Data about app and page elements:
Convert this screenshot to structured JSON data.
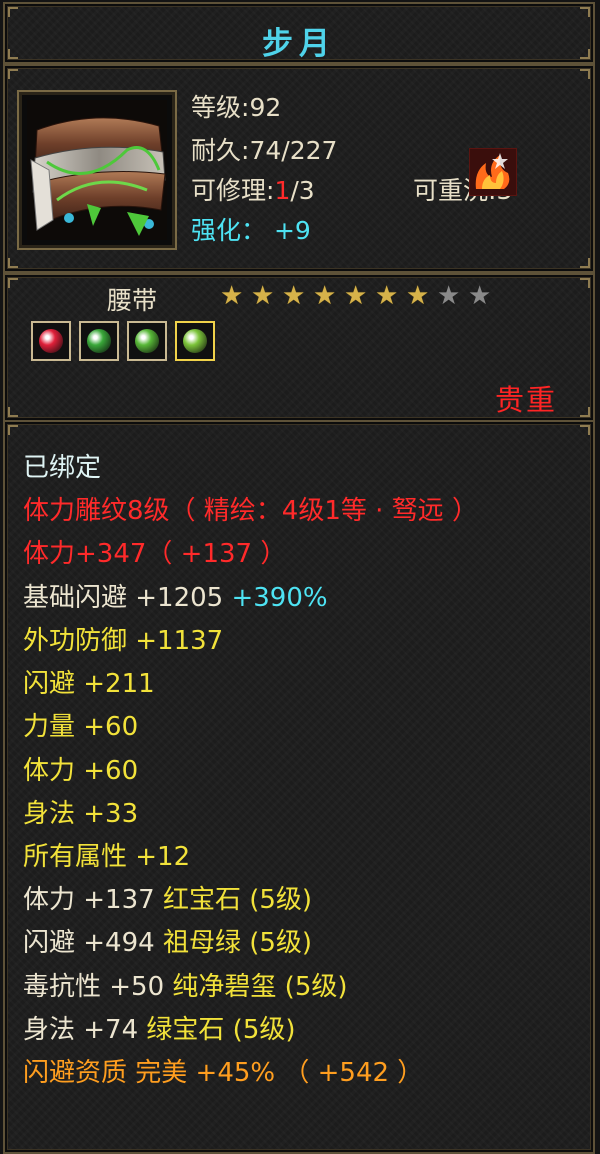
{
  "title": "步月",
  "item": {
    "level_label": "等级",
    "level_value": "92",
    "durability_label": "耐久",
    "durability_value": "74/227",
    "repair_label": "可修理",
    "repair_used": "1",
    "repair_total": "/3",
    "rewash_label": "可重洗",
    "rewash_value": "3",
    "enhance_label": "强化：",
    "enhance_value": "+9",
    "type": "腰带",
    "stars_filled": 7,
    "stars_total": 9,
    "quality": "贵重",
    "icon": "belt-icon",
    "badge_icon": "fire-talent-icon"
  },
  "gems": [
    {
      "name": "ruby-gem-icon",
      "color": "#e0203a",
      "selected": false
    },
    {
      "name": "emerald-gem-icon",
      "color": "#3aa83a",
      "selected": false
    },
    {
      "name": "emerald-gem-icon",
      "color": "#58b838",
      "selected": false
    },
    {
      "name": "jade-gem-icon",
      "color": "#7cc43a",
      "selected": true
    }
  ],
  "attributes": {
    "bound": "已绑定",
    "engrave": "体力雕纹8级（ 精绘：4级1等 · 驽远 ）",
    "stamina_total": "体力+347（ +137 ）",
    "base_dodge_label": "基础闪避  +1205",
    "base_dodge_pct": "+390%",
    "outer_def": "外功防御  +1137",
    "dodge": "闪避  +211",
    "strength": "力量  +60",
    "stamina": "体力  +60",
    "agility": "身法  +33",
    "all_attr": "所有属性  +12",
    "gem1_stat": "体力  +137  ",
    "gem1_name": "红宝石 (5级)",
    "gem2_stat": "闪避  +494  ",
    "gem2_name": "祖母绿 (5级)",
    "gem3_stat": "毒抗性  +50  ",
    "gem3_name": "纯净碧玺 (5级)",
    "gem4_stat": "身法  +74  ",
    "gem4_name": "绿宝石 (5级)",
    "aptitude": "闪避资质   完美  +45% （ +542 ）"
  },
  "colors": {
    "title": "#4fd3ea",
    "red": "#ff2a2a",
    "yellow": "#f2e23a",
    "cyan": "#4ee3f3",
    "orange": "#ff9e1f"
  }
}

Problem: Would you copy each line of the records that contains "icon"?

Task result:
    "icon": "belt-icon",
    "badge_icon": "fire-talent-icon"
      "name": "ruby-gem-icon",
      "name": "emerald-gem-icon",
      "name": "emerald-gem-icon",
      "name": "jade-gem-icon",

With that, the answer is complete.